Britain’s government is nearing a decision to buy four to six surveillance planes built by U.S. aerospace giant Boeing, sources familiar with the plans said Thursday — a move that could stir a growing debate over U.K. and European defense jobs.
The contract to replace its six aging E-3D Sentry airborne early warning (AWACS) planes with a fleet of Boeing E-7 Wedgetail jets would, if confirmed, be worth over $1 billion.
But the decision, which could be announced in coming weeks, is likely to anger some U.K. lawmakers who have called for a full competition, and may also spark formal protests by European defense companies keen for the business.
Airbus, which is said to be teaming up with Sweden’s Saab to offer an alternative, is anxious to try to prevent the deal being awarded without a competition and does not rule out mounting a legal challenge, a person close to the matter said.
A spokesman for Britain’s defense ministry said, “We tender contracts competitively wherever appropriate. It is too early to comment further at this time.” Boeing and Airbus had no immediate comment.
The decision over whether to order the equipment from the United States or to look to continental Europe reflects broader divisions over Britain’s external relations after it leaves the European Union, with thousands of high-tech jobs at stake.

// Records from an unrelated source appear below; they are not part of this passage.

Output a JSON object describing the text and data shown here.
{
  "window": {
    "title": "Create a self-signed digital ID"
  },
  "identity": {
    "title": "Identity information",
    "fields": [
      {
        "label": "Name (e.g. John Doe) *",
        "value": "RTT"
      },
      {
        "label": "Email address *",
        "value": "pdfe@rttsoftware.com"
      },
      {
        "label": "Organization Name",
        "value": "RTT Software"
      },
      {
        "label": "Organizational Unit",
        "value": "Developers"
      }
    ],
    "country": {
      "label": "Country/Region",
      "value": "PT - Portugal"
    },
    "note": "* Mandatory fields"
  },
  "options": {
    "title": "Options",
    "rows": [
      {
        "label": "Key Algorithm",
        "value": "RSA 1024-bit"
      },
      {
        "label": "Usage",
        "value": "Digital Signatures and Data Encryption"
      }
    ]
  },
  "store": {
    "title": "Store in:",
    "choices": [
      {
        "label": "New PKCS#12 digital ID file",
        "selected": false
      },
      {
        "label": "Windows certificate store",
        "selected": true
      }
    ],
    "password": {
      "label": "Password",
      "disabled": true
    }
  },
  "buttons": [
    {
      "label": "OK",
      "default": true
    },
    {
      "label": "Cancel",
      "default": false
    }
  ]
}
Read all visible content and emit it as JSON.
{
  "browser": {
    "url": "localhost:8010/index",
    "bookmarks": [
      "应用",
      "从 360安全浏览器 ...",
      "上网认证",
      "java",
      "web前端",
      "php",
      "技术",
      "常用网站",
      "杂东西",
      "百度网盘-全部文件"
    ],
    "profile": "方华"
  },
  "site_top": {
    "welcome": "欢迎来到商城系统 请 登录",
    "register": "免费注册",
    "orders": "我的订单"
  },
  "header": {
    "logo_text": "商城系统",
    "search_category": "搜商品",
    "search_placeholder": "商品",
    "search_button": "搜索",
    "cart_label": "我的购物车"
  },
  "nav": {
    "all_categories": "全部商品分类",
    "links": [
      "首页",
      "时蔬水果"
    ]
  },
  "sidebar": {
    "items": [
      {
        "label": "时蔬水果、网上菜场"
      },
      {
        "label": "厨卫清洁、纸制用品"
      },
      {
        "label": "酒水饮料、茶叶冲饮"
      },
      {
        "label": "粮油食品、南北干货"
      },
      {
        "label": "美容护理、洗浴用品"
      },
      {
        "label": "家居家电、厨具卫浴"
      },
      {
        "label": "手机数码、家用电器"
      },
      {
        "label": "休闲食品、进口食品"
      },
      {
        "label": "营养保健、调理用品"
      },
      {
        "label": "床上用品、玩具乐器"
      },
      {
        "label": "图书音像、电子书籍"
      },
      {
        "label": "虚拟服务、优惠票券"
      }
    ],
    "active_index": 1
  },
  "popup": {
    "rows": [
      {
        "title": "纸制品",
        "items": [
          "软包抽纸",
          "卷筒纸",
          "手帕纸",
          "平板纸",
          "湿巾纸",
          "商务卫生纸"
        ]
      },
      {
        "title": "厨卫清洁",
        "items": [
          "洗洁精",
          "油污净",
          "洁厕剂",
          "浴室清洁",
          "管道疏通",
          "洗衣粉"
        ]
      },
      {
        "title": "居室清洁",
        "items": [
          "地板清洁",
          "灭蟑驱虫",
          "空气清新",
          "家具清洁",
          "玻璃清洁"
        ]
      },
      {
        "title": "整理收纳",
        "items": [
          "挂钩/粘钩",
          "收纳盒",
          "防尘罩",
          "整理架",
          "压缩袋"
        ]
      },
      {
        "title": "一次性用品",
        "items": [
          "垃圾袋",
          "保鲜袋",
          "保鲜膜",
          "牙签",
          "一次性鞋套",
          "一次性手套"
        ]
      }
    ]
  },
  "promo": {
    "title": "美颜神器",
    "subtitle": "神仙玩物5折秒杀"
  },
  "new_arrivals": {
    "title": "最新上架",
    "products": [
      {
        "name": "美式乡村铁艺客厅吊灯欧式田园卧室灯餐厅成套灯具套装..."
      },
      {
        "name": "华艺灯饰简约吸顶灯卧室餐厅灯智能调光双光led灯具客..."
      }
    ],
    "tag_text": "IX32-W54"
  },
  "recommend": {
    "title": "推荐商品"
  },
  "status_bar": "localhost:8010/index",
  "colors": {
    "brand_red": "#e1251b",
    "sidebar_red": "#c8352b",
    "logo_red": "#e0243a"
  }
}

U.S. President Donald Trump, whose support is vital as Britain seeks to forge new trade deals outside the European Union, extolled the benefits of buying from U.S. arms firms including Boeing after a NATO summit on Thursday.
But Airbus, which recently clashed with the U.K. government over delays in negotiating Brexit, is expected to defend a European solution based on its A330 jetliner and Saab’s Erieye radar and will argue Boeing trade actions put U.K. jobs at risk.
“It would mean the U.K. is no longer a trustworthy place to do business,” a person close to the company said.
The chairman of the British parliament’s defense committee this month posted a letter dated June 26 to the procurement minister, arguing that open competition would save money.
Boeing’s supporters say the E-7A planes — based on the 737 jetliner and already in use by Australia, South Korea and Turkey — would speed delivery to the UK military, which had deferred purchases to devote resources to wars in Iraq and Afghanistan.
Boeing is willing to offer U.K. firms a significant share of work on the program, one of the sources said. It would fly 737 jetliners to the U.K. and allow firms there to do work needed to turn them into airborne surveillance and command assets.